What is the most important environmental aspect of your current workspace and what would be a particular element that you would improve on?
Light for me is vital. I can’t work in a dark studio space. I really need windows… to be able to open them, have fresh air… and see the natural light. I could definitely improve the acoustics of my space… it’s something I would really like to work on.
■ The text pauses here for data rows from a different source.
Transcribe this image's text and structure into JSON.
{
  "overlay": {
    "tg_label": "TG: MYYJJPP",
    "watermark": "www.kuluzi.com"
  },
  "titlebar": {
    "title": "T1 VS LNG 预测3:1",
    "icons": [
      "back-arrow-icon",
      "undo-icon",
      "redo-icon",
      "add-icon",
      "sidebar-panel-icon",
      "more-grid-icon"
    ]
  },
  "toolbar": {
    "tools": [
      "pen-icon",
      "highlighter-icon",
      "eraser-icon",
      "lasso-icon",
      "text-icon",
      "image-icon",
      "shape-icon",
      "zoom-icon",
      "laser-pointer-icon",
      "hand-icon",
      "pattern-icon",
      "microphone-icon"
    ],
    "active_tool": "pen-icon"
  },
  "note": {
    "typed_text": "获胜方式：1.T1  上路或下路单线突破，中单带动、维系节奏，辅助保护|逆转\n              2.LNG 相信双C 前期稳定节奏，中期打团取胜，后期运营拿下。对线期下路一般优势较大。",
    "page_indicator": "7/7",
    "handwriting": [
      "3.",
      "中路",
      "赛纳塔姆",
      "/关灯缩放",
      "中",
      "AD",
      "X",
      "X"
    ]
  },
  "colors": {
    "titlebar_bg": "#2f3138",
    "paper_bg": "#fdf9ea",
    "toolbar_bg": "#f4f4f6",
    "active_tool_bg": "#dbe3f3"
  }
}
What can you tell us about your overall process of composition? How are the ideas born, where do they mature, and when do they finally see the light?
It can really happen in so many ways. Most of the time it’s sitting at the piano… spending time improvising. Sometimes I’ll record small parts and come back to them… so if something resonates with me it’s usually worth going back to… But if an idea really stays in my head than I usually know I need to follow it. But I’m always trying to change my process a bit so I don’t get into musical ruts. I recently worked on a film score that was all electronic and this was a really intuitive way of working as I was really recording ideas and collaging them as I did it… it was less about structure and more about sounds and instincts. I was mainly using a vintage ELKA SYNTHEX which is one of my favorite synths. Sometimes when I know I really want to craft something it will take more time… working on strings arrangements and carving them out… using the piano and Sibelius to get it down in notation. But it’s really at the recording process that I understand if it’s all working.

How is composing music for film and television different from your studio albums?
Writing for film is really a different process than writing for my self… but somehow they both inform each other. Ultimately working on a film is a collaboration with a lot of different people… directors, editors, producers… and sometimes all seeing it a little different. So you have to navigate this and find way to keep pure what you do. You rarely have the luxury of time when working on a score, so you really have to follow your first impulse which is also a good thing to learn. But when I’m writing for myself it’s a much slower process and more about digging for the deeper ideas. I like to resonate on things and make sure they feel timeless. I have a lot of material I have never released as I’m waiting too long… and now I feel the moments has passed… or they could not stand up against the great purifier of time.

After the piece is complete, how do you audition the results? What are you reactions to hearing your music in a different context, setting, or a sound system?
I use to audition my records on all kinds of sources… different speakers, car speakers, home. But lately I have really learned to just trust my speakers and let it go. You can really lose your mind always searching for the perfect listening situation, but it’s something you can’t really control. Everyone will have their own systems and a lot of times they are just listening to MP3s on a computer. So I just try to get it to sound good with what I know and let it go.

Do you ever procrastinate? If so, what do you usually find yourself doing during those times?
Email and the internet are great for procrastination… I think it’s a really bad habit and I’m trying to make sure I make time where I’m unplugged. If I’m not feeling inspired it’s always better to use the time to study something or better yet read a book!

What gets you inspired?
I think I’m inspired by everything… music, art, books, life, love… it’s all in there. It comes and goes and the best thing you can do is just be in the right place when it comes!

And finally, what are your thoughts on the state of “electronic music” today?
I think it’s a great time for electronic music. A lot of gaps are closing and the lines and types of music are getting so blurred… especially in electronic music… it still feels vital. I think the advancement of audio manipulation has created a whole new world for electronic music… it is not longer just about synths and beats. It crossed into sculpture almost… I’m finding a lot of inspiration these days in it.